*TASK ITEM*:
Every line below that mentions the word "JSON" should be copied out.

*RAW DATA*:
____________
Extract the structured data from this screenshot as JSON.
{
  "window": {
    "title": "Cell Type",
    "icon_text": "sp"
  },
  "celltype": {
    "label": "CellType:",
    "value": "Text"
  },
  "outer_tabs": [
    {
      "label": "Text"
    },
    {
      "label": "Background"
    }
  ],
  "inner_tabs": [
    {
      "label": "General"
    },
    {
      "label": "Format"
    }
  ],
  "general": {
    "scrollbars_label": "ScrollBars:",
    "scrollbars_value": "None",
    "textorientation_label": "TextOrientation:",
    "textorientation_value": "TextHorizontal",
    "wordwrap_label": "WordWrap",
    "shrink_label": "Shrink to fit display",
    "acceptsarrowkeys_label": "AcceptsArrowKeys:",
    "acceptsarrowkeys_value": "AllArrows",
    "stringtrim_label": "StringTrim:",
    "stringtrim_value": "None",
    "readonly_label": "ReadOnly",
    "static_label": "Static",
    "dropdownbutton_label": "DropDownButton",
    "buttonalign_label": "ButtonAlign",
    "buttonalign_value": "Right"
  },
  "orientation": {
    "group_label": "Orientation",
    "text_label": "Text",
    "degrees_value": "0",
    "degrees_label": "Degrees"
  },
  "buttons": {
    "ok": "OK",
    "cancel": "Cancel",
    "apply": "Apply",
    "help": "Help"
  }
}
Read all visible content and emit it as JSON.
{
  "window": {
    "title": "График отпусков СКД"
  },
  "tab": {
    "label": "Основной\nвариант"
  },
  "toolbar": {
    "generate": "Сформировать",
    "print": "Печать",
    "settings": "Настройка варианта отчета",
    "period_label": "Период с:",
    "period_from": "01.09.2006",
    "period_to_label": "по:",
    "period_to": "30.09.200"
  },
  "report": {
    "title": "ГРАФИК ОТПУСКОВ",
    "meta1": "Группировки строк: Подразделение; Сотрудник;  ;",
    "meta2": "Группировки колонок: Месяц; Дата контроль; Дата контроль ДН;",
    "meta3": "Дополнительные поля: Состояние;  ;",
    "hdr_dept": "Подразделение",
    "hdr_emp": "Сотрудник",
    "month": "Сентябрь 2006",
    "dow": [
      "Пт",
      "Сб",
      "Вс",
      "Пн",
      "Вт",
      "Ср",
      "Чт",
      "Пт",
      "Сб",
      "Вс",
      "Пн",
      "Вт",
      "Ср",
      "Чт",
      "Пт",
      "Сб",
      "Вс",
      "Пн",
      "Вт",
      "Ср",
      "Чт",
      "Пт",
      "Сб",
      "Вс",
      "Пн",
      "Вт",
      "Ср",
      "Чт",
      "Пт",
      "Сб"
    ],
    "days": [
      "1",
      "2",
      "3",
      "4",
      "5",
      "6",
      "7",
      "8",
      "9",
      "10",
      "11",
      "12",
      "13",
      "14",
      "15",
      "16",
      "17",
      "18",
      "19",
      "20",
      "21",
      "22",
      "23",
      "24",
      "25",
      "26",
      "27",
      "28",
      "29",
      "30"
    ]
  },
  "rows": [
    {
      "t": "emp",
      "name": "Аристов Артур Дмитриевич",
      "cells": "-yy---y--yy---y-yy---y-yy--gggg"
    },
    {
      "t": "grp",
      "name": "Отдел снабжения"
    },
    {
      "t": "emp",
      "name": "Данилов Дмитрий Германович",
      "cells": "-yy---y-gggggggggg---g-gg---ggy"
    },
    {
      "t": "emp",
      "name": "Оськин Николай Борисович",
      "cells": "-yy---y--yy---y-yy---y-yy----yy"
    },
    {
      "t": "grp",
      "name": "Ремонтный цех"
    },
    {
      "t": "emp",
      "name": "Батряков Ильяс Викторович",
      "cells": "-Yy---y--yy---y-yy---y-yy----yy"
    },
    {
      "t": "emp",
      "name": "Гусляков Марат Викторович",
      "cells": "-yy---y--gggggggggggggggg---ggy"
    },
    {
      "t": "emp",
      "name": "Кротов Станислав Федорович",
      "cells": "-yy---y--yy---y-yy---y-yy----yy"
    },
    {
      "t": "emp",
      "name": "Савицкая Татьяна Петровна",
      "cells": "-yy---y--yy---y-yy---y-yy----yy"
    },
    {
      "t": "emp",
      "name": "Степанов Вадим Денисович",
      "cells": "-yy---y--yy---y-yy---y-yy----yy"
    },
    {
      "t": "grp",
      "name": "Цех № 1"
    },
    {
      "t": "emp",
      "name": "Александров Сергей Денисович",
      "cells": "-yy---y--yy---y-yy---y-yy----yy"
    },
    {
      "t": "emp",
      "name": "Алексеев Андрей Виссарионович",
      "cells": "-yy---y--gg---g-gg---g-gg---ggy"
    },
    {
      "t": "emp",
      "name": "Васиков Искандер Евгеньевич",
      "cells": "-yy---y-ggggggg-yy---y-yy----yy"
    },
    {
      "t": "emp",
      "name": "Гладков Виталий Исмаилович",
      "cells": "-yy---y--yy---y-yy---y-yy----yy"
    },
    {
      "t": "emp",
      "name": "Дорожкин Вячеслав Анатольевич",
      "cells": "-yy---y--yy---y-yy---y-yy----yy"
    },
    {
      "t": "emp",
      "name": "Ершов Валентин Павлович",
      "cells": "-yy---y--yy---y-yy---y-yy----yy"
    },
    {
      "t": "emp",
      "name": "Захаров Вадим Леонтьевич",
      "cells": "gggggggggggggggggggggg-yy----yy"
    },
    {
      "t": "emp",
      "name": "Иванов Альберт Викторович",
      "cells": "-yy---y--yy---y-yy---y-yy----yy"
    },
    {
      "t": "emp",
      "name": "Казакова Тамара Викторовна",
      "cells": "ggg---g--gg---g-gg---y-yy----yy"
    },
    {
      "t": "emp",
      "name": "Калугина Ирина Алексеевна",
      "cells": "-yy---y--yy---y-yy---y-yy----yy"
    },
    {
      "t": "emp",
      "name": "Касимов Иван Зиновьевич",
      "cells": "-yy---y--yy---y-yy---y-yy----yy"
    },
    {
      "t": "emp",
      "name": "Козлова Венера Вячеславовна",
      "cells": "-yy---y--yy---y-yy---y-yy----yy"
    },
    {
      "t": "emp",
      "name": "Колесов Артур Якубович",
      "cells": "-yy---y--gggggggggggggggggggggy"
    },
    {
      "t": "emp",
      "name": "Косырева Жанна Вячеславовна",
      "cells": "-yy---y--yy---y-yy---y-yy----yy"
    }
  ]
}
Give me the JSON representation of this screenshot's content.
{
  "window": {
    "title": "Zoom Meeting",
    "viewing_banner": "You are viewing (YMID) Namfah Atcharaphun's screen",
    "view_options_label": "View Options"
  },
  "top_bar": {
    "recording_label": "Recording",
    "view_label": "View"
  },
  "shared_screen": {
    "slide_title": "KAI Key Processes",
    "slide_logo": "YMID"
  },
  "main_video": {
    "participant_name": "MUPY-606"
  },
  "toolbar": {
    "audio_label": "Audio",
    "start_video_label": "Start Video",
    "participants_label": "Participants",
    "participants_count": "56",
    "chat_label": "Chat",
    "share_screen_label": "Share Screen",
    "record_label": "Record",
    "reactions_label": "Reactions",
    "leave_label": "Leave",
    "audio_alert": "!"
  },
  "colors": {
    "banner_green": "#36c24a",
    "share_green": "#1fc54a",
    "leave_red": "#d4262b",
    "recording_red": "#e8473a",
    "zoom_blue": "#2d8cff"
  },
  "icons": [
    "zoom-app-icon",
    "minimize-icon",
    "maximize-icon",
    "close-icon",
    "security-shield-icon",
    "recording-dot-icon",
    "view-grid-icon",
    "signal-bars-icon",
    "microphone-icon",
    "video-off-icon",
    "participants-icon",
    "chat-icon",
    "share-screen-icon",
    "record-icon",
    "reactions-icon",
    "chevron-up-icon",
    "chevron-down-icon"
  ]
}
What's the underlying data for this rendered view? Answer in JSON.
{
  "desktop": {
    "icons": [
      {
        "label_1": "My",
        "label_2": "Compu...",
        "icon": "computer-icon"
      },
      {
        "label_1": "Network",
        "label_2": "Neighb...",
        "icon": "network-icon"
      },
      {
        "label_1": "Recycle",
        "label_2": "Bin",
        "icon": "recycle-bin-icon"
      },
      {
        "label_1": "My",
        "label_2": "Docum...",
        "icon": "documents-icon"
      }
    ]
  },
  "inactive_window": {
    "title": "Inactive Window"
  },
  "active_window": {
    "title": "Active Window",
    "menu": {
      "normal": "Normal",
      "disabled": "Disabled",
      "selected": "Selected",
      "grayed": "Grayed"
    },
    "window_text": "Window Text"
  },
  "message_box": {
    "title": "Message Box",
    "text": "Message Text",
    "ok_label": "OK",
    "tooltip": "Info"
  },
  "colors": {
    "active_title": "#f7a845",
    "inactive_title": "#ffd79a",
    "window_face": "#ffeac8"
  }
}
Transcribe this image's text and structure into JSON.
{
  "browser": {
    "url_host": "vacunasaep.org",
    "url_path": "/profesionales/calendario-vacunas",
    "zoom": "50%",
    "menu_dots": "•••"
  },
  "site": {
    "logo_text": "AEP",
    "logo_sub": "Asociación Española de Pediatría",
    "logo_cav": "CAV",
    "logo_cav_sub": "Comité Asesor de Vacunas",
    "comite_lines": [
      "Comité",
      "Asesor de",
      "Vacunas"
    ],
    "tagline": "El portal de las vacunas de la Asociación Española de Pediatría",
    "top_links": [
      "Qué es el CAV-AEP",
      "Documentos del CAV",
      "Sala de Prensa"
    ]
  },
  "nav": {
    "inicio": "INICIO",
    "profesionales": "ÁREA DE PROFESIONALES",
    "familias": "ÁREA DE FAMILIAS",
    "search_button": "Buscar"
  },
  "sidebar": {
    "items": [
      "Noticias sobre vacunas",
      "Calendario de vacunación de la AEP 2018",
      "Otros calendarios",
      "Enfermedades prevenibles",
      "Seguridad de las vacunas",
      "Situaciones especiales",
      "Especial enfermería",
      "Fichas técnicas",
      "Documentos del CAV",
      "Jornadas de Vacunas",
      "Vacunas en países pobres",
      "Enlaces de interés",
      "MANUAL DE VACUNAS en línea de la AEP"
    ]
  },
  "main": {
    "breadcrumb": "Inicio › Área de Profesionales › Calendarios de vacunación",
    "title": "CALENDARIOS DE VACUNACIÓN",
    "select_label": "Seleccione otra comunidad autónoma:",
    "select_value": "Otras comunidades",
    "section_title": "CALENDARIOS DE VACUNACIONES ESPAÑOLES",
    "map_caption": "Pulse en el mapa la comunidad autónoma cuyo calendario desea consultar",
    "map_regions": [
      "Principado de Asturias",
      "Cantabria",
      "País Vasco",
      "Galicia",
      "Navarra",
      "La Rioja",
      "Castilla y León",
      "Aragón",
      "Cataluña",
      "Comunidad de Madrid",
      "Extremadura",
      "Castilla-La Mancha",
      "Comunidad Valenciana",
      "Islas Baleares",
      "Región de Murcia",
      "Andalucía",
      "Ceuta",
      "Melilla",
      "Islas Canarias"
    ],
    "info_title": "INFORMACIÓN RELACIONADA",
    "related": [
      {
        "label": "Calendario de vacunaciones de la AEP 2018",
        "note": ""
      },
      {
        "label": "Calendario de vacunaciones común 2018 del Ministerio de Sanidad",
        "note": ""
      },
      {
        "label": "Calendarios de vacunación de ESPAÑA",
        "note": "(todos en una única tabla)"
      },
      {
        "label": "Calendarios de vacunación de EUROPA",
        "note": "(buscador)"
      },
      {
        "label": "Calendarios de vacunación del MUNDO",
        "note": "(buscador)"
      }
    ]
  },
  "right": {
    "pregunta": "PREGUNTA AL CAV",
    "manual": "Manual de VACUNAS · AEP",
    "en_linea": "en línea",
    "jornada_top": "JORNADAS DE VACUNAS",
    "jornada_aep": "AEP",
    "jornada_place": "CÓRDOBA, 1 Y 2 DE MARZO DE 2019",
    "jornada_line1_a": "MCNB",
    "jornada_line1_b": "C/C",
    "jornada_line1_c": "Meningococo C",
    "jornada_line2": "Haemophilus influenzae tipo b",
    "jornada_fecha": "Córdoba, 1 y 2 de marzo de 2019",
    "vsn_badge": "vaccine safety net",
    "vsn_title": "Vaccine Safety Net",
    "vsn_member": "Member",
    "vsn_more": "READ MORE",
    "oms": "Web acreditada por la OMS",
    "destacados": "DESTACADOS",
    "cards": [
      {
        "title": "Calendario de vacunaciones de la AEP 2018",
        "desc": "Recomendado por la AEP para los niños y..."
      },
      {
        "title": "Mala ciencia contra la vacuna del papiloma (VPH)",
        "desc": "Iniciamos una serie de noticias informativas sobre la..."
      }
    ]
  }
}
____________
*OUTPUT*:
Extract the structured data from this screenshot as JSON.
Read all visible content and emit it as JSON.
Give me the JSON representation of this screenshot's content.
What's the underlying data for this rendered view? Answer in JSON.
Transcribe this image's text and structure into JSON.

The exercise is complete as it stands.